3 credits | Prerequisites: AST 201 for A&A Minor; PHY 101, MAT 104 for Physics Minor

### Course rationale

This is an elective course designed for students majoring in physics, mathematics, engineering or computer science. Students can take it as part of a minor or specialization in astronomy and astrophysics or as a free elective. The course intends to give an overview of the theoretical understanding and observational evidence of our current picture of the universe and its large-scale constituents. However, more emphasis will be put on astrophysical observations than theory. For a more rigorous theoretical approach to cosmology, please refer to PHY 402: Cosmology.

### Course content

Observing the universe: fundamental cosmological observations and their consequences: Olber’s paradox, homogeneity and isotropy, recession of galaxies, abundance of helium, age of globular clusters, CMB anisotropies, number counts of radio galaxies. Standard model of cosmology: Newtonian cosmology, kinematics and dynamics of the universe, laws of thermodynamics. Expansion equations: Friedmann-Lemaître equations and their consequences, big bang, age of the universe, redshift, Einstein-de Sitter model. Thermal history of the universe: radiation-dominated phase, decoupling of neutrinos, pair annihilation, primordial nucleosynthesis, deuterium formation, helium abundance, baryons and dark matter. Blackbody radiation: Planck’s law, Rayleigh-Jeans and Wien approximations, luminosity of a spherical black body, radiation pressure, limits of intensity. Cosmic microwave background: recombination, origin of CMB, dipole anisotropy, spectral evolution, temperature anisotropy, angular fluctuations, polarization. Formation of structures: galaxy redshift surveys, gravitational instability, linear perturbation theory, density fluctuations, correlation functions, power spectrum. Evolution of structures: the initial power spectrum, growth of density perturbations, cold and hot dark matter, spherical collapse, dark matter haloes, numerical simulations of structure formation, substructures, peculiar velocities. Hydrogen spin-flip radiation: Sky at 1420 MHz or 21 cm, quantization fundamentals, hyperfine transition: line splitting, the interaction terms, magnetic field inside proton, spin-spin coupling, energy difference, Zeeman effect. Dark ages and cosmic dawn: galaxies at high redshift, active and starburst galaxies, galaxy formation and evolution, cosmic star-formation history. Epoch of reionization: the first stars, the reionization process, detection of the 21-cm signal from this epoch. Cosmological parameters: determining cosmological parameters using observations: CMB, distant supernovae, cosmic shear, Lyman-α forest, intensity mapping of hydrogen.

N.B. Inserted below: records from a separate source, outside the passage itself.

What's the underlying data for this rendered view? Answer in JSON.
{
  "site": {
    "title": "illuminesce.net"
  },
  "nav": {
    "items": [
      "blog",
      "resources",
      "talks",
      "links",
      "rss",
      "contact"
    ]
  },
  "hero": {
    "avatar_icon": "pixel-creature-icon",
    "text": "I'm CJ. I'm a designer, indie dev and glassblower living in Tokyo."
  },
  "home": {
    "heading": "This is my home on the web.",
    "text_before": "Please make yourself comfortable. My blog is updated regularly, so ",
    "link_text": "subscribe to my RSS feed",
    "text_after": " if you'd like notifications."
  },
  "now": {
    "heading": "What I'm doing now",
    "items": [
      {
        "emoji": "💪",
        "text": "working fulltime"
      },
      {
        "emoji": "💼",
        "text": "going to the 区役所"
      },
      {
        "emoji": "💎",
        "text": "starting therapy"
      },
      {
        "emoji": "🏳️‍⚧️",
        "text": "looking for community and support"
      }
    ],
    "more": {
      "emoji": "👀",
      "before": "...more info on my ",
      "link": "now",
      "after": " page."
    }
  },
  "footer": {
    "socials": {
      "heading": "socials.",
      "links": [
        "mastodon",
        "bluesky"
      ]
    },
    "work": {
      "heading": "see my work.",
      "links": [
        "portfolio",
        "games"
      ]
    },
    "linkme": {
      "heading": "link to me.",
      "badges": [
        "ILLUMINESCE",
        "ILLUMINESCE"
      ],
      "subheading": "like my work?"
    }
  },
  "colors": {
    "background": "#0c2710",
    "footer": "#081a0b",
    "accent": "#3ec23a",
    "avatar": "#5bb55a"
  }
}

### Course objectives

- Understand the observational basis of our current standard model of the universe.
- Describe the evolution of the early universe until formation of stars and galaxies using equations of motion.
- Introduce the physical mechanisms behind the continuum blackbody radiation and the 21-cm line radiation.
- Extract scientifically useful information from cosmic blackbody and 21-cm radiation.
- Understand the importance of the radiation of 21-cm wavelength from hydrogen in creating a 4D map of the universe.

### References

- Peter Schneider, Extragalactic Astronomy and Cosmology: An Introduction, Springer, 2006.
- Andre Liddle, An Introduction to Modern Cosmology, 3rd edition, Wiley, 2015.
- Hale Bradt, Astrophysics Processes: The Physics of Astronomical Phenomena, Cambridge University Press, 2008.
- Bradley Carroll & Dale Ostlie, An Introduction to Modern Astrophysics, 2nd edition, Cambridge University Press, 2017.